App and web page records:
::::
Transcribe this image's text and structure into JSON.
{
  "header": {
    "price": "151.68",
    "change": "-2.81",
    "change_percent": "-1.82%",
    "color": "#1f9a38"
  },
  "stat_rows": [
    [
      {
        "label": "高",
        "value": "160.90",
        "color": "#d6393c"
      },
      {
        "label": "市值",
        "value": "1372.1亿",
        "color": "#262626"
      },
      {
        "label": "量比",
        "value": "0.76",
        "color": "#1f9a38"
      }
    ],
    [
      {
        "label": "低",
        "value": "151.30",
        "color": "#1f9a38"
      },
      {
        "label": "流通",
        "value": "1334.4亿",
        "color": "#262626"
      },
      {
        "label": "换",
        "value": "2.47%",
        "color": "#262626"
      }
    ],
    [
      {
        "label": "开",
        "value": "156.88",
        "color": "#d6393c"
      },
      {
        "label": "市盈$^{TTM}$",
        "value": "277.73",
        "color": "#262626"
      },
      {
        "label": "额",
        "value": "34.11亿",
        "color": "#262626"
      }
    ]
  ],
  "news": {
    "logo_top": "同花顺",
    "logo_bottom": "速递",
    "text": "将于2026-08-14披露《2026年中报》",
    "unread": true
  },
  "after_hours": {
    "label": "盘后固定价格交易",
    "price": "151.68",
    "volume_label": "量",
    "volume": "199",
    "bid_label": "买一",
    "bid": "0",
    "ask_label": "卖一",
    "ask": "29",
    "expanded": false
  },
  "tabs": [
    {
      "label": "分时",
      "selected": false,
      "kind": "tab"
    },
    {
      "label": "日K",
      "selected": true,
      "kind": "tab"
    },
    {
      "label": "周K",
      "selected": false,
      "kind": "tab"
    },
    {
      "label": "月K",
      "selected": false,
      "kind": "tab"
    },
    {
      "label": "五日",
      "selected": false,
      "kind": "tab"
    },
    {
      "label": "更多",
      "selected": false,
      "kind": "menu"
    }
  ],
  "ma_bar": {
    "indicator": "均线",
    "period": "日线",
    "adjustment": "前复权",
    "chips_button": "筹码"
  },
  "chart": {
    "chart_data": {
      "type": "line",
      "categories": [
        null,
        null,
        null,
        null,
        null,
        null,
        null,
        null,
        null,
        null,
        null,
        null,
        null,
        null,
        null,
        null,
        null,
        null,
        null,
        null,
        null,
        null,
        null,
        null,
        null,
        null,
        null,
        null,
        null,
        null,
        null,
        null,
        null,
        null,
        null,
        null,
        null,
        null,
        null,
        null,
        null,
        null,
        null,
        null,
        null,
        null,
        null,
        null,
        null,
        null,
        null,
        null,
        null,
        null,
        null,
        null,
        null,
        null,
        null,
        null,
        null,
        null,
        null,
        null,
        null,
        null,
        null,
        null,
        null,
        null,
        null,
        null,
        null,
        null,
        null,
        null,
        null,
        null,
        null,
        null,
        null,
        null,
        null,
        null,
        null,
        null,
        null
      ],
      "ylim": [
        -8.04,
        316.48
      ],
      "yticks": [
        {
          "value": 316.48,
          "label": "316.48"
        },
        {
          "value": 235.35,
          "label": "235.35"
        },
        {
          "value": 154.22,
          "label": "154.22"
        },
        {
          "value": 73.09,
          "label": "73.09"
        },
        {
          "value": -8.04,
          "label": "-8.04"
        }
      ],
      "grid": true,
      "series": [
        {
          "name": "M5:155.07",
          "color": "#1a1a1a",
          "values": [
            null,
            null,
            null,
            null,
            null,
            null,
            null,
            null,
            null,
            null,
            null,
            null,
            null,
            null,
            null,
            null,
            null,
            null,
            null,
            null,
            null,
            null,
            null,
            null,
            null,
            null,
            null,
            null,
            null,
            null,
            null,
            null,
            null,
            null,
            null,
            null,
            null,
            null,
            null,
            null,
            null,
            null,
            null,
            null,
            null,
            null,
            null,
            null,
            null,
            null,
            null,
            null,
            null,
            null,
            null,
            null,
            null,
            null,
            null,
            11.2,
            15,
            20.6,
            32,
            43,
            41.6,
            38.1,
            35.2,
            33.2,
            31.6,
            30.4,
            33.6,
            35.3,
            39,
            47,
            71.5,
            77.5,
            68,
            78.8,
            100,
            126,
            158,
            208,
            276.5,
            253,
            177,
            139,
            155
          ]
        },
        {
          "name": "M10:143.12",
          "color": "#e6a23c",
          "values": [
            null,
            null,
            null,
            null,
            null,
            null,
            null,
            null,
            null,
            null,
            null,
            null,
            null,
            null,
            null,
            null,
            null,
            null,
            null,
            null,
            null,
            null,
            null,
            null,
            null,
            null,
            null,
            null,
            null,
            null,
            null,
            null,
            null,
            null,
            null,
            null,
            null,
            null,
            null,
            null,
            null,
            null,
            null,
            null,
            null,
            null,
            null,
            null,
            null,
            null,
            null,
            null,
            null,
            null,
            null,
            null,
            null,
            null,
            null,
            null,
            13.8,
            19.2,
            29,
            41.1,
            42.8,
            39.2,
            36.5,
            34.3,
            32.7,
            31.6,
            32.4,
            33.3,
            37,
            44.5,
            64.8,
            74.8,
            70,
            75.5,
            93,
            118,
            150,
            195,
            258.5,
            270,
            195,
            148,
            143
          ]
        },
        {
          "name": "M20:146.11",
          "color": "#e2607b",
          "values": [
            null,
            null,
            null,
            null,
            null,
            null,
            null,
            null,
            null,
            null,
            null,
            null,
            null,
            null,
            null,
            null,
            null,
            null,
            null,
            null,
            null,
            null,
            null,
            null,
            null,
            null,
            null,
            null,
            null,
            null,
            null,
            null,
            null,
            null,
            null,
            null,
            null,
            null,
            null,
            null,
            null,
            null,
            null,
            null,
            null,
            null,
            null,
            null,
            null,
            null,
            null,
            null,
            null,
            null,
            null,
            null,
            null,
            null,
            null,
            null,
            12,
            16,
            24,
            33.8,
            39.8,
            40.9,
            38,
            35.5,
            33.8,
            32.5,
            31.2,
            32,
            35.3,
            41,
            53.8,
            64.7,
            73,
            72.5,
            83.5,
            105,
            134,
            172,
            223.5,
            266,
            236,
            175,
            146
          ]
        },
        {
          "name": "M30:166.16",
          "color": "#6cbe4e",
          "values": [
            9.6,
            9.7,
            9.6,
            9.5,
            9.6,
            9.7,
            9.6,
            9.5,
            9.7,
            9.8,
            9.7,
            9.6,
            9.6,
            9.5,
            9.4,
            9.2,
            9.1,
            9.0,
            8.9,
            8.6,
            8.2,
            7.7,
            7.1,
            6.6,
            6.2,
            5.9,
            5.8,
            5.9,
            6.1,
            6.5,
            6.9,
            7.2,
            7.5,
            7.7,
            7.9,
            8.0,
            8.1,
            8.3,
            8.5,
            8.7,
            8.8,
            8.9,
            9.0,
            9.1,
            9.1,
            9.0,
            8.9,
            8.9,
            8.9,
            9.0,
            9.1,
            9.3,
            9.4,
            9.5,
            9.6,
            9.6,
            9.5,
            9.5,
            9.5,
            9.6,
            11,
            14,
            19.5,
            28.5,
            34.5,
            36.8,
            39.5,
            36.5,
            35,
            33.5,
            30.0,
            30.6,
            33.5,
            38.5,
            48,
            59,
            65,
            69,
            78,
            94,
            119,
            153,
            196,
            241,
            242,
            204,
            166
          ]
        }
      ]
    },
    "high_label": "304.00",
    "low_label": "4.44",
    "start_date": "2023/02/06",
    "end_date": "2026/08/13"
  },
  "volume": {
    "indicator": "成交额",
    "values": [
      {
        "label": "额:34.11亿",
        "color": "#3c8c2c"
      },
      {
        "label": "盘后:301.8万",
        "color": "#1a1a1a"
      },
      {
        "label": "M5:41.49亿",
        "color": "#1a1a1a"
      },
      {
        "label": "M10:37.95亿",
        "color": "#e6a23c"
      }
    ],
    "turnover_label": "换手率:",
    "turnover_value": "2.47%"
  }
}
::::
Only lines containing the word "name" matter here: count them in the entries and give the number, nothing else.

RESPONSE - 4